A Scottish government health and wellbeing census for schools has been criticised after it emerged pupils in S4 to S6 will be asked about sex.
The survey is wide-ranging and as well as sex, it features questions about pupils’ experiences of the pressures of school work, bullying and mental health.
Parents can choose for their child not to take part in the survey and pupils can also decide to opt-out themselves.
It includes questions about whether the young person is sexually active, their contraception use and how many (if any) sexual partners they have had.
This has led to some concerns about the age-appropriateness of the survey.
Before I set out why I think this census isn’t as grotesque and corrupting an initiative as recent headlines suggest, I should make it clear that I totally understand the squeamishness.
No parent wants to consider that their teenager might be engaging in sexual activity before the age of consent.
But this census – taken, as it should be, in the round – isn’t about what we want: it’s about what is happening.
The existence of this school survey doesn’t make it more or less likely that teens will have sex before they are emotionally and physically ready. All it does, as all surveys do, is gather the information.
We might not like the results. But surely it is better to know?
Other sex surveys show troubling trends
If the prospect of teenagers being asked questions about sex disgusts you, you may want to stop reading now. Because what I’m about to share with you is arguably far worse.

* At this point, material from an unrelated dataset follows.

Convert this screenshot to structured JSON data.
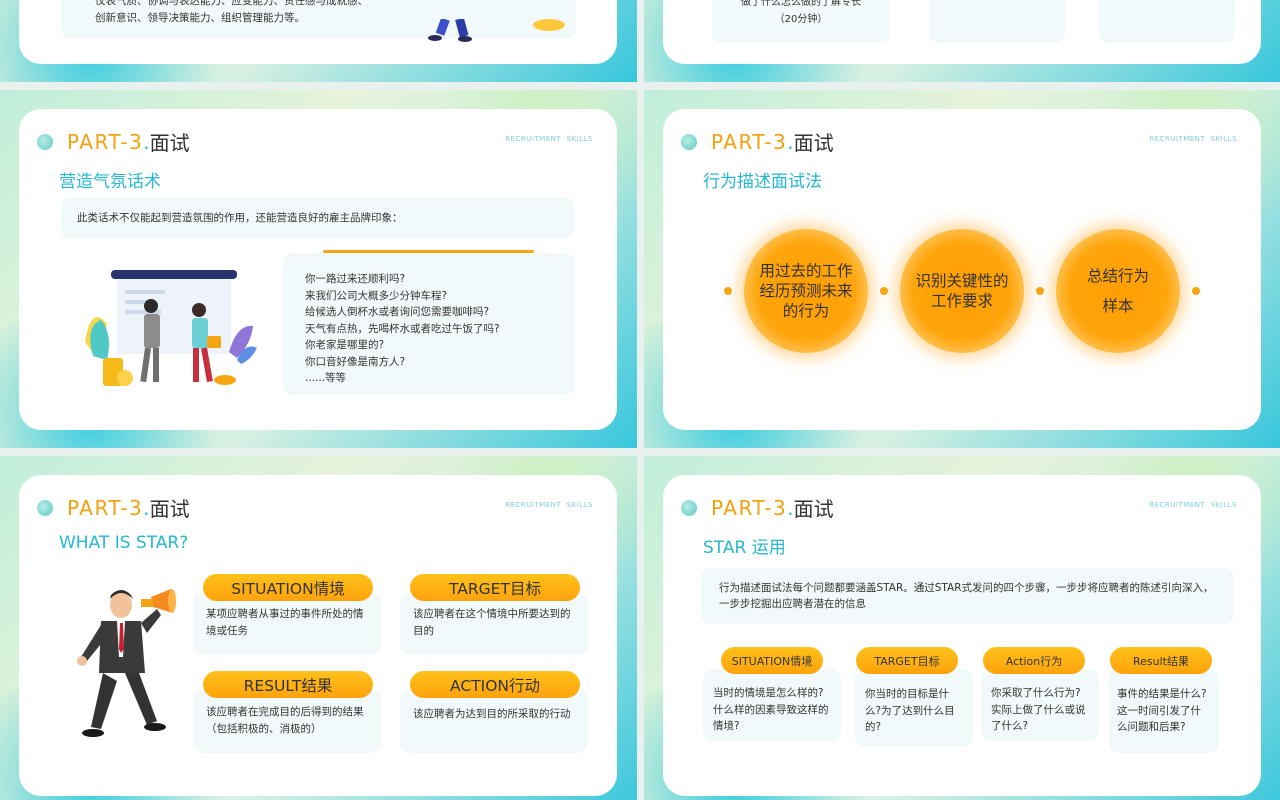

Disappointed that my supplementary question was not selected today during FMQs, given it’s importance to parents and young people who have contacted my office. pic.twitter.com/MyT9Qo01gV
— Meghan Gallacher MSP (@MGallacherMSP) December 2, 2021

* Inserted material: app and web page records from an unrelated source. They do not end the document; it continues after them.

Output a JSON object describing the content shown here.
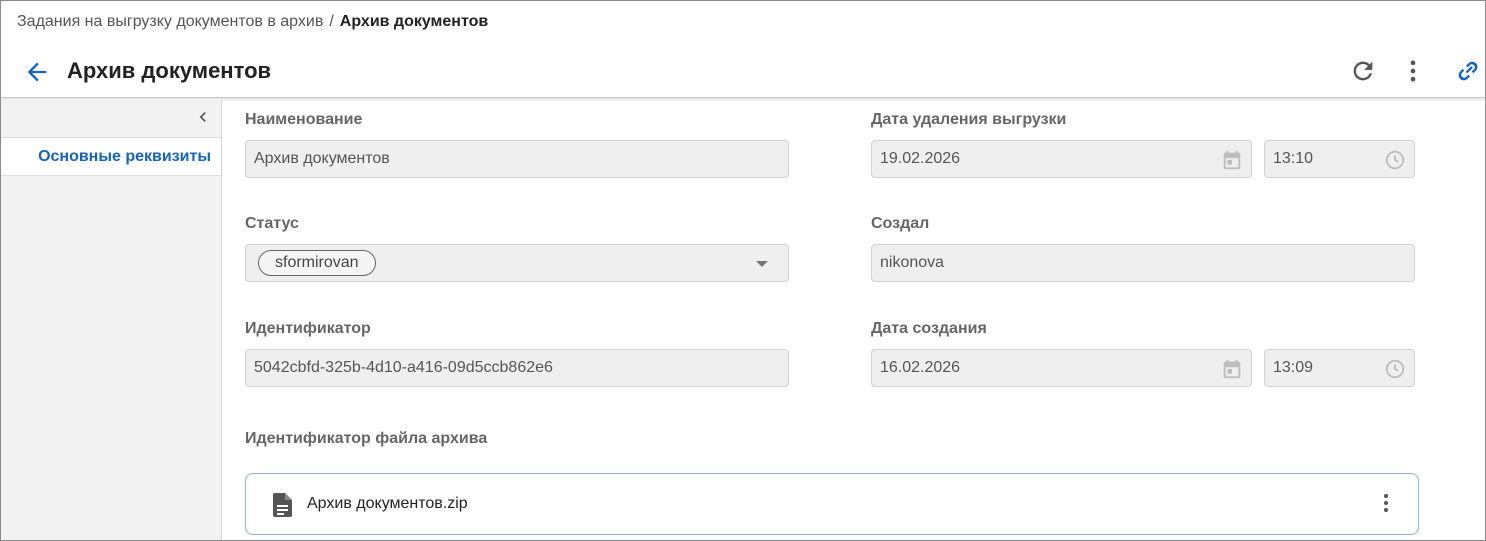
{
  "breadcrumb": {
    "parent": "Задания на выгрузку документов в архив",
    "separator": "/",
    "current": "Архив документов"
  },
  "header": {
    "title": "Архив документов",
    "icons": [
      "back-arrow-icon",
      "refresh-icon",
      "more-vertical-icon",
      "link-icon"
    ]
  },
  "sidebar": {
    "items": [
      {
        "label": "Основные реквизиты",
        "active": true
      }
    ]
  },
  "form": {
    "name": {
      "label": "Наименование",
      "value": "Архив документов"
    },
    "deletion_date": {
      "label": "Дата удаления выгрузки",
      "date": "19.02.2026",
      "time": "13:10"
    },
    "status": {
      "label": "Статус",
      "value": "sformirovan"
    },
    "created_by": {
      "label": "Создал",
      "value": "nikonova"
    },
    "identifier": {
      "label": "Идентификатор",
      "value": "5042cbfd-325b-4d10-a416-09d5ccb862e6"
    },
    "created_date": {
      "label": "Дата создания",
      "date": "16.02.2026",
      "time": "13:09"
    },
    "archive_file": {
      "label": "Идентификатор файла архива",
      "file_name": "Архив документов.zip"
    }
  },
  "colors": {
    "accent": "#1565c0",
    "field_bg": "#efefef",
    "sidebar_bg": "#f2f2f2",
    "file_card_border": "#8fb3d6"
  }
}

The Scottish Government census is due to be completed in the 2021/22 academic year, so we don’t have any findings from it yet.
But here is a snippet of what we have learned from some other information-gathering reports this year.
Ofsted England inspected 32 schools. In those schools, nine out of ten girls said being sent explicit, unwanted photos or videos happened ‘”a lot’’ or ‘”sometimes’’.
The Ofsted education inspectorate said sexual harassment has become ‘’normalised’’ among school-age children.
A BBC investigation found at least 13,000 sexual offences involving under 18s have been reported to police in England and Wales every year since 2018.
A Girlguiding study found 67% of girls and young women had experienced sexual harassment from other students at school.
Our research found that 80% of all girls & young women feel unsafe when they’re out on their own, increasing to nearly all young women aged 17 & 18 (96%). That’s why we’re supporting the call from @PlanUK & @OurStreetsNow for public sexual harassment to be a #CrimeNotCompliment https://t.co/Dr4kT4UT8v
— Girlguiding (@Girlguiding) December 2, 2021
Older pupils were more likely to experience harassment.
But 59% of 13 to 16 year olds – the age range covered by the controversial Scottish government census – had experienced sexual harassment too.
The answers horrify me, the questions don’t
I have a daughter and those statistics horrify me.
The questions – personal, uncomfortable as they would have been – that led to us finding out this information, do not.
Asking a 14 year old about their sexual history shouldn’t be age-appropriate. Fourteen-year-olds shouldn’t be having sex.
Fourteen-year-olds also shouldn’t be viewing violent, brain-altering hardcore pornography. They shouldn’t be sexually assaulting other pupils and they shouldn’t be the victims of sexual assault.
I remember the girls who were called sluts and the boys who were patted on the back. And I remember the pregnancy scares and discussions about the logistics of sex
But it is happening.
As adults and parents, we can either try to learn as much as possible about the experiences of young people – to support them as best we can – or we can waste time and energy on misplaced outrage that stems from a belief that the questions are more problematic than the answers.
Maybe the Roman Catholic high school I attended in the early noughties was an outlier. But I remember completing a similar health and wellbeing survey.
I don’t know if the questions were worded in exactly the same way. But I do recall a lot of nervous giggling and jokes about it afterwards.
Similar questions, different times
We laughed in the same way we did when we had our one-off assembly about periods. And our one-off lesson about sex which taught us that it was dangerous for teenage girls to act on their sexual impulses, but that teenage boys simply couldn’t help theirs.
I also remember my classmates who fell pregnant that year.
Them and the pupils who were in what we wrongly described at the time as ‘”relationships’’ with teachers.
I remember the girls who were called sluts and the boys who were patted on the back.
And I remember the pregnancy scares and discussions about the logistics of sex that were based wholly on what somebody’s older cousin had told your best friend’s sister.
Being a teenager back then was hard enough. This was pre-social media.
This was before a time when the boy you liked got his sex education from watching pornography. A time when on-screen consent, female pleasure and contraception were, more often than not, notable for their absence.
So by all means, let’s talk about the increasingly hellish world that our young people – particularly girls – are growing up in.
Let’s talk about sexual harassment in schools and why consent needs to be on the curriculum.
Let’s explore the mental health impact of all this misery and challenge political leaders to do better by our teens.
But don’t shoot the messenger.
It’s the results of these surveys that should fill us with sadness and rage for our kids, not the questions.